START Data records
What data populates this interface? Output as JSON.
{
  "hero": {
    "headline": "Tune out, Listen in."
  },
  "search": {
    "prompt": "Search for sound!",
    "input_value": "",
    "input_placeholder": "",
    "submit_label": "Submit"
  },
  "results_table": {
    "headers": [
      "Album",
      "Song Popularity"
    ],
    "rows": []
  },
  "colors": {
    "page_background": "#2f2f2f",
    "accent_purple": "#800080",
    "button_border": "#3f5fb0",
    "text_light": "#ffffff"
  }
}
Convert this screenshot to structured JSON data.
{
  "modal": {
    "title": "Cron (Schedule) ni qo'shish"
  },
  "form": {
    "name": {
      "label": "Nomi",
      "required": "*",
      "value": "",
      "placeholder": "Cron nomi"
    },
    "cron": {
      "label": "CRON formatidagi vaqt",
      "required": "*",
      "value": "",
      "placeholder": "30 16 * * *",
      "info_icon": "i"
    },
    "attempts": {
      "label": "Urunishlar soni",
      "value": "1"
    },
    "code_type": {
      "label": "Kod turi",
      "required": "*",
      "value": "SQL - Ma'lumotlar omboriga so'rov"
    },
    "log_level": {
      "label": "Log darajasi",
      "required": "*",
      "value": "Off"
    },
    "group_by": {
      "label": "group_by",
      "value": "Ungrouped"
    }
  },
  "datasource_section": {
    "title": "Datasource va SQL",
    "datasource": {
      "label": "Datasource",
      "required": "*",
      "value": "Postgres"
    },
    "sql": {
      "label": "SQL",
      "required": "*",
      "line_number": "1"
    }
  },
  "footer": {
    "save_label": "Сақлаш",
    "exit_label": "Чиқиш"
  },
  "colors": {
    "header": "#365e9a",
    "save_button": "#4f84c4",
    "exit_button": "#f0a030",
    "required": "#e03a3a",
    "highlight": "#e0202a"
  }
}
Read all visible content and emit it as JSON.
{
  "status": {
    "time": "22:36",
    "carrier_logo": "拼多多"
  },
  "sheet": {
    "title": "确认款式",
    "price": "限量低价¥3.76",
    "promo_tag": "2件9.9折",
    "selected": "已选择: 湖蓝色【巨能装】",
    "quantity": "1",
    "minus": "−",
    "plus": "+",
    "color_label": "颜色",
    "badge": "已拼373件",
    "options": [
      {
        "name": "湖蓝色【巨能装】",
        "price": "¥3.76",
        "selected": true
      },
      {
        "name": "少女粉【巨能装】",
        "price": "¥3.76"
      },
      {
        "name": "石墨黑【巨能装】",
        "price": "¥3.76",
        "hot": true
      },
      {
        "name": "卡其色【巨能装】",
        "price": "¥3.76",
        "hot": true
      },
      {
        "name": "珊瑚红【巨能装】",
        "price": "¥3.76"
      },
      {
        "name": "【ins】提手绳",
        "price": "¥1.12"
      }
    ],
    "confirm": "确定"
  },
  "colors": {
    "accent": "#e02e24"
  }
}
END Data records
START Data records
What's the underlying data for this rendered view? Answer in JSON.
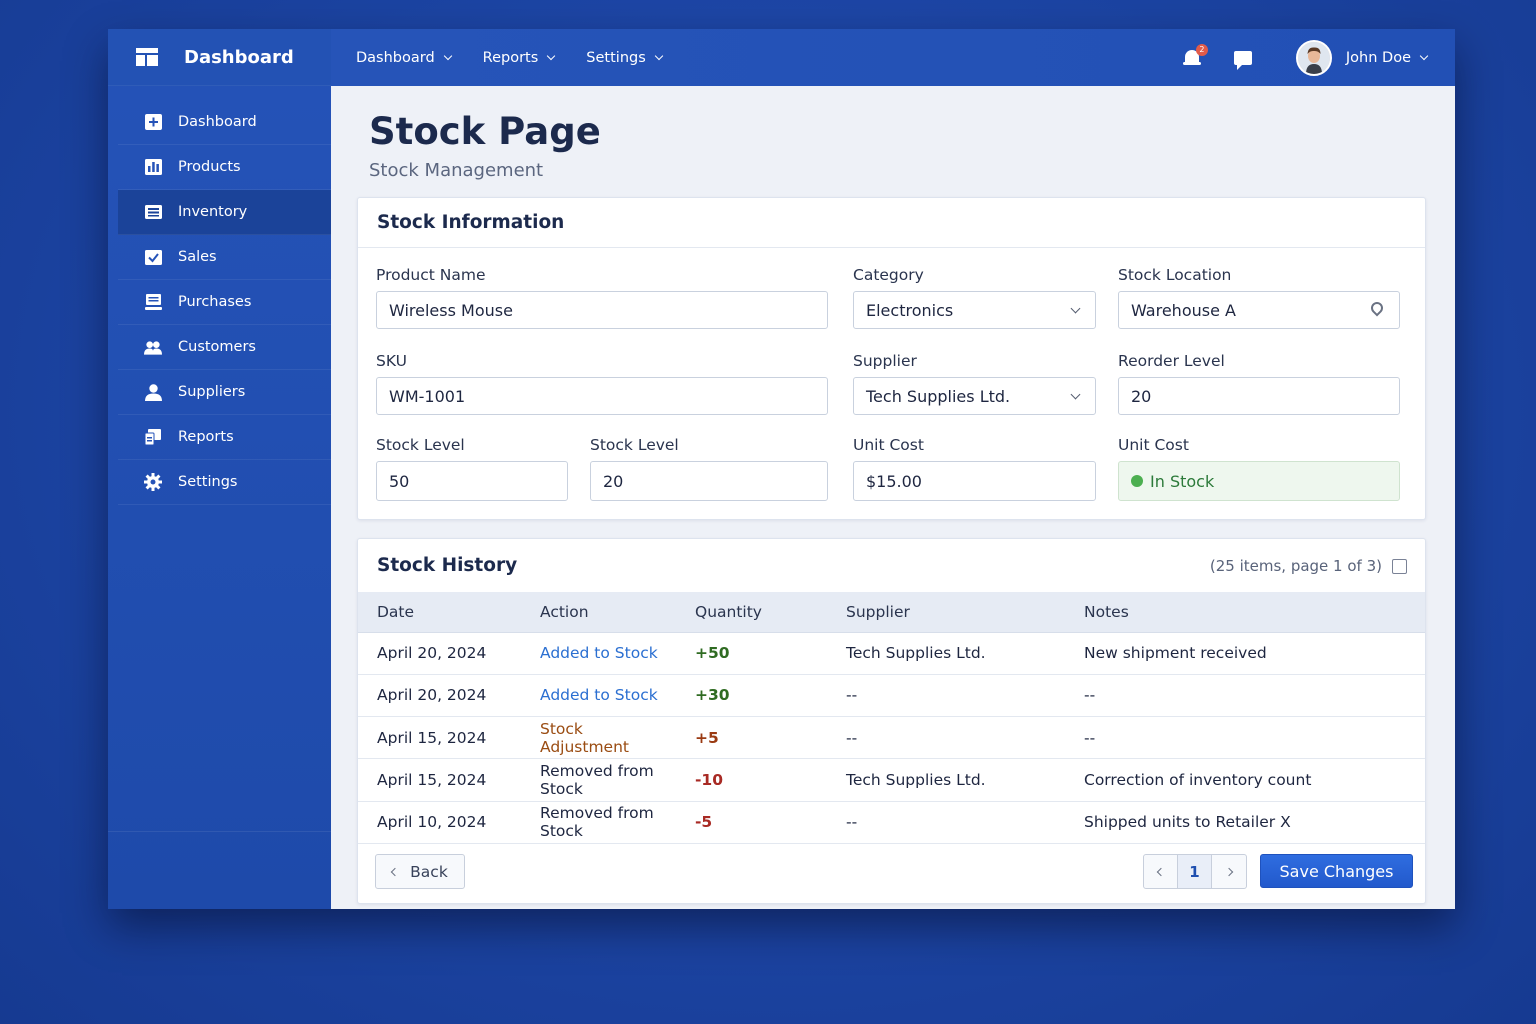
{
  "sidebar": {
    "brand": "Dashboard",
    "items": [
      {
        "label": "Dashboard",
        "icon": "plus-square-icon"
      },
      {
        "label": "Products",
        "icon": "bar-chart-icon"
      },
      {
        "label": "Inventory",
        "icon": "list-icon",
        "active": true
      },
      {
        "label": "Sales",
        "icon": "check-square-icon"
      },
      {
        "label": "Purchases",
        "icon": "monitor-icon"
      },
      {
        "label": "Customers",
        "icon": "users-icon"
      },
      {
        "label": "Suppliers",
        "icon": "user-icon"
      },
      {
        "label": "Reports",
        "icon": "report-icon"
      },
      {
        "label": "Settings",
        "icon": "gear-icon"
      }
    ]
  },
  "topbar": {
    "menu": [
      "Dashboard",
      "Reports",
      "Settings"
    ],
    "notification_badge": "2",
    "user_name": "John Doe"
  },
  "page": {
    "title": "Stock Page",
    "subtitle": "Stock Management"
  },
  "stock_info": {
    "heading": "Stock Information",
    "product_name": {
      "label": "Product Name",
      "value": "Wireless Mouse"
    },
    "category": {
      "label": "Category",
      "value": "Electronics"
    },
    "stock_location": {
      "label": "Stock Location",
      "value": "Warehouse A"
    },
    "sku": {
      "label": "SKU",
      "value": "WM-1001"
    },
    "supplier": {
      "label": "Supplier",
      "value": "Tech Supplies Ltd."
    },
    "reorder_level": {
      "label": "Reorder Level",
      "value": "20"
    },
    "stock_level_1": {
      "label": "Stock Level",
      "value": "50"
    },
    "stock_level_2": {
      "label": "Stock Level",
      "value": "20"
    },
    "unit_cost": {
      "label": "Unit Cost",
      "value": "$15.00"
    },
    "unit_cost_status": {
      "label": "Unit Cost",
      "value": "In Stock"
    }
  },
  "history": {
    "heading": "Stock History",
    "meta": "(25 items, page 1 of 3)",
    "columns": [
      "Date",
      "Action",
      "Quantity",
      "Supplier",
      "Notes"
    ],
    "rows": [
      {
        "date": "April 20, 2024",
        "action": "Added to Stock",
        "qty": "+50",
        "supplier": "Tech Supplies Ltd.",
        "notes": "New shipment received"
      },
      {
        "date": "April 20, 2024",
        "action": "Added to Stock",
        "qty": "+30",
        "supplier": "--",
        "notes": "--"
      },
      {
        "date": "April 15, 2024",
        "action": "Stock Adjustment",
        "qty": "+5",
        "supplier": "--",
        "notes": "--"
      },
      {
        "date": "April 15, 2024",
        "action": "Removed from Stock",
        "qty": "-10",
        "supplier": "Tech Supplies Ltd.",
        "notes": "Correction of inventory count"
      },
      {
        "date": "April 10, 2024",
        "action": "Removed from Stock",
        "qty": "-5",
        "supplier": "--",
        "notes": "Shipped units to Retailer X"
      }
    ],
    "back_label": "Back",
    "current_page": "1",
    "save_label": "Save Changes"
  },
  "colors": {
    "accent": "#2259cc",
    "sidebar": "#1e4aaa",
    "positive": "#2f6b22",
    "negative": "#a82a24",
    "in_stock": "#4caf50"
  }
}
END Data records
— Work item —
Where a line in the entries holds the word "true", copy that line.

— Solution to this problem —
        "selected": true
        "hot": true
        "hot": true
        "active": true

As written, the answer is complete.